It would seem redundant to ask the question, ‘do we need another Conan movie?’ because in an age where Spider-Man needs rebooting after just 9 years, not just do we need another Conan, but the idea it has taken almost 30 years to reboot this franchise is reason enough to crush those who question it and hear the lamentation of their women. That said if you’re going to reboot something, do it like the people behind Star Trek, Sherlock Holmes and Planet of the Apes did and do it well. Do not make a film dominated by drawn-out battle sequences that is so void of charm, originality, purpose and stakes that I was driven close to passing out from boredom.
Baywatch model Jason Momoa takes the sword from Arnie to portray Conan, son of the leader of a tribe of Barbarians (played by the always cool Ron Perlman). Conan is the pick of the litter, a natural born barbarian – he can kill, he can roar and he has long, untameable hair.
Evil Khalar Zym (Stephen Lang) whose goal of world domination is dependent on retrieving all the pieces of a mask and then finding the pure blood – a woman with pure blood (whatever that is) – invades Conan’s village with his army of marauders to steal the final piece of the mask and in the process dispatches with Ron Perlman in a clever and rather emotive set piece where Conan is left holding a vat of boiling liquid above his father; the inevitable eventually happens and his father is burned to death. Conan escapes and swears revenge on Khalar.
Years later Khalar seems to have pretty much unquestioned control of the world, but along with his clairvoyant freaky-sexy daughter Rose McGowan sporting spikey fingers they have locked down the location of the ‘pure blood’ which leads then to the monastery and Rachel Nichols. She manages to escape the siege but is pursued by Khalar’s men; it is here that Conan – older, hairier, buffer and now Momoa – comes to her rescue as she is about to be captured. The two are forced to work together to kill Khalar, before he kills them.

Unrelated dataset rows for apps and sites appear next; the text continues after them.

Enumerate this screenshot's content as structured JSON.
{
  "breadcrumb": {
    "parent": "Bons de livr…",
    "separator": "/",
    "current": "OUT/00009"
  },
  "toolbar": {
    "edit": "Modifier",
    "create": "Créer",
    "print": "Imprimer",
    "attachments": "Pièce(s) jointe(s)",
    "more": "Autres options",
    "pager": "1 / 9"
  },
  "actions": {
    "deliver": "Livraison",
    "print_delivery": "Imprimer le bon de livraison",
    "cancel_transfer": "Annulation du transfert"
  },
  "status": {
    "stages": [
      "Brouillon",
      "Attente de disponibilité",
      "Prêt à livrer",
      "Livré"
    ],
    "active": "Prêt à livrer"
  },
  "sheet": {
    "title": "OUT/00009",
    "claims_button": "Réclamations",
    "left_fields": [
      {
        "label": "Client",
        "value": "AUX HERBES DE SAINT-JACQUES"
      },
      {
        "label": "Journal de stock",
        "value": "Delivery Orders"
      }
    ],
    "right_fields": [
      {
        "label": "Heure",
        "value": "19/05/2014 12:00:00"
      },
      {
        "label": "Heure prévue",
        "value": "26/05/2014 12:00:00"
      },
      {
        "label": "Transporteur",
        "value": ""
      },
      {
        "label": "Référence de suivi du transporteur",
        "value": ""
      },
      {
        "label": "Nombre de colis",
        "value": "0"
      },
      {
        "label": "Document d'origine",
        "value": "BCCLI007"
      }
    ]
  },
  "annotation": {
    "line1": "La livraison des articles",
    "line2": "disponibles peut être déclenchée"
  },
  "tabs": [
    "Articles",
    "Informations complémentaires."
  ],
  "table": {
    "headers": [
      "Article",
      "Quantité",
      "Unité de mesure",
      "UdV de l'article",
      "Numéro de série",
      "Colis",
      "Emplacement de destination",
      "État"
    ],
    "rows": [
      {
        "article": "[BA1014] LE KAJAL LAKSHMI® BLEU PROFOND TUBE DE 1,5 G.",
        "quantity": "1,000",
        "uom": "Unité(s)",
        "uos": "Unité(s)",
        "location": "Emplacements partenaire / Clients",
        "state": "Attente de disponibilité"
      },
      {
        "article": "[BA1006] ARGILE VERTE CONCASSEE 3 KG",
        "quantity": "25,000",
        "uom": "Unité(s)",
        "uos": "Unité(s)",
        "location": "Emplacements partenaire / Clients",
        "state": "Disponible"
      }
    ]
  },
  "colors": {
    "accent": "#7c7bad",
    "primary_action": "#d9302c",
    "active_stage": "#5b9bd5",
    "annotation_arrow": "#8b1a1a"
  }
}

If there is a director whom the title ‘remake king’ is deserving then Marcus Nispel is worthier than most. The Texas Chainsaw, Friday the Thirteenth and now this have received the rejuvenation treatment from him. And while ‘Chainsaw’ was a chilling and affective piece of filmmaking, Friday the Thirteenth was a misguided mess; Conan continues Nispel’s steady decline as a filmmaker.

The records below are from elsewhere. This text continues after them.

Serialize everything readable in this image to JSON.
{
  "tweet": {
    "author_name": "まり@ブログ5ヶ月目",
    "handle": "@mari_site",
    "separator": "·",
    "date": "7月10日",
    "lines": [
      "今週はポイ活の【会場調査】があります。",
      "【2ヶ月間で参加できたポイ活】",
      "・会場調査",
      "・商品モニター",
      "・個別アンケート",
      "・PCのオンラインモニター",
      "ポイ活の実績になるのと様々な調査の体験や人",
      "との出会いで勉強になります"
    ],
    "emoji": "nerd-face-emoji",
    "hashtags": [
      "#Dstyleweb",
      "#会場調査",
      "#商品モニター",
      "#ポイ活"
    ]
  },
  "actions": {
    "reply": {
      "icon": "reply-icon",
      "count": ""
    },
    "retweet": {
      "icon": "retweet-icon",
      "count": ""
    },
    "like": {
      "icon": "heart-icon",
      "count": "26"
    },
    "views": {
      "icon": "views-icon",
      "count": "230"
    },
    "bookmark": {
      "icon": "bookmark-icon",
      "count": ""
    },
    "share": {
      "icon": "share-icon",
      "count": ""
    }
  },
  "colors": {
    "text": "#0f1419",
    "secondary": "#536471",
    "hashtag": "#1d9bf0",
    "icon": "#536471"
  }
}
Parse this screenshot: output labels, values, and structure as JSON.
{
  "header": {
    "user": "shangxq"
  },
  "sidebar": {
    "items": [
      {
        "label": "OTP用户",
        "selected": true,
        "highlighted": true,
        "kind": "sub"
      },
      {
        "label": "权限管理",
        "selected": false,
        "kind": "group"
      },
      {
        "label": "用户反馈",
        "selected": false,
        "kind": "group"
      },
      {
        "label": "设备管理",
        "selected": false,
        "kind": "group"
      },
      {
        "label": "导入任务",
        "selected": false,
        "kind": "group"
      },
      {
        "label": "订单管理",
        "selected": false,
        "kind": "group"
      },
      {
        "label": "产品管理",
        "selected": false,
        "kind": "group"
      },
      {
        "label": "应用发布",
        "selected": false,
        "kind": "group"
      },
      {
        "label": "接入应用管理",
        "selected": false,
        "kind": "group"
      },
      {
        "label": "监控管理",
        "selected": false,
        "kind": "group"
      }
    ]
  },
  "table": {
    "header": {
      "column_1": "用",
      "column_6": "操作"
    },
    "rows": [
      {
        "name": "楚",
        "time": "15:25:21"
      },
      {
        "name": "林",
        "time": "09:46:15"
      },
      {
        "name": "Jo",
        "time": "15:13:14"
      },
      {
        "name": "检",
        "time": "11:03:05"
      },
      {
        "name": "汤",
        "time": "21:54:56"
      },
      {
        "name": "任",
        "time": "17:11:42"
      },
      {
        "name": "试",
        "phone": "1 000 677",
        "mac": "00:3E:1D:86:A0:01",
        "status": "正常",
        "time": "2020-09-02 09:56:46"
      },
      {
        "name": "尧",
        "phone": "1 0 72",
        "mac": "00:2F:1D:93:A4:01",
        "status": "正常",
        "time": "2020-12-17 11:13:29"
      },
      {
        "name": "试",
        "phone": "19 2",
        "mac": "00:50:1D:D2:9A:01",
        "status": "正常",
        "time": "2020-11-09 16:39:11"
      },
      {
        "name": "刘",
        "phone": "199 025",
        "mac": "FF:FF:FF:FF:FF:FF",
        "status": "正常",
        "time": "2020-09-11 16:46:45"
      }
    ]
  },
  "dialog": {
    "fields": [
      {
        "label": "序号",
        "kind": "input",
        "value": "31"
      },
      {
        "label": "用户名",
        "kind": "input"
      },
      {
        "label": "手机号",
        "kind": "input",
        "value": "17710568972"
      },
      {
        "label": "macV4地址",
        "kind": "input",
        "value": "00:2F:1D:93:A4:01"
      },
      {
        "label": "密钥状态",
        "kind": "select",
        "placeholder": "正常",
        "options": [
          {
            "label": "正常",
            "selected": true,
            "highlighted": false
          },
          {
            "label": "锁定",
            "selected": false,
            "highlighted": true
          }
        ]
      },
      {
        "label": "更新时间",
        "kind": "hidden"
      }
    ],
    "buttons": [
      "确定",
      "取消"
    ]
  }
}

Aesthetically the piece is great – the CGI is flawless, the sets and scenery are suitably bleak for the bucolic and barren locations. And the action is violent, gory and in great abundance. And Momoa looks the part; when I think of a barbarian I see him. But a leading man needs more than to simply look the part. Momoa’s Conan is void of this, which is odd, because in person, Mr. Momoa is full of charisma. And while one might question how much charm and character a barbarian should or would have, this is a barbarian with principles and moreover this is Conan!
Protagonist problems aside, the key downfall of the piece is a failure to establish stakes. I’m not sure what more power Khalar will gain and what more he can do to those who dwell in this wasteland – they’re already pretty ragged and downtrodden. And what’s more, I don’t care. I honestly don’t care about the characters of Conan or Rachel Nichols. And this lack of concern makes everything that unfolds, however well executed totally irrelevant.
So, for an enjoyable two hours and to avoid the queues that will be mainly made up of Momoa-meat craving females, rent the 1982 Conan with the original mass of muscle, Mr. Arnold Schwarzenegger.
Conan the Barbarian is out now in cinema’s!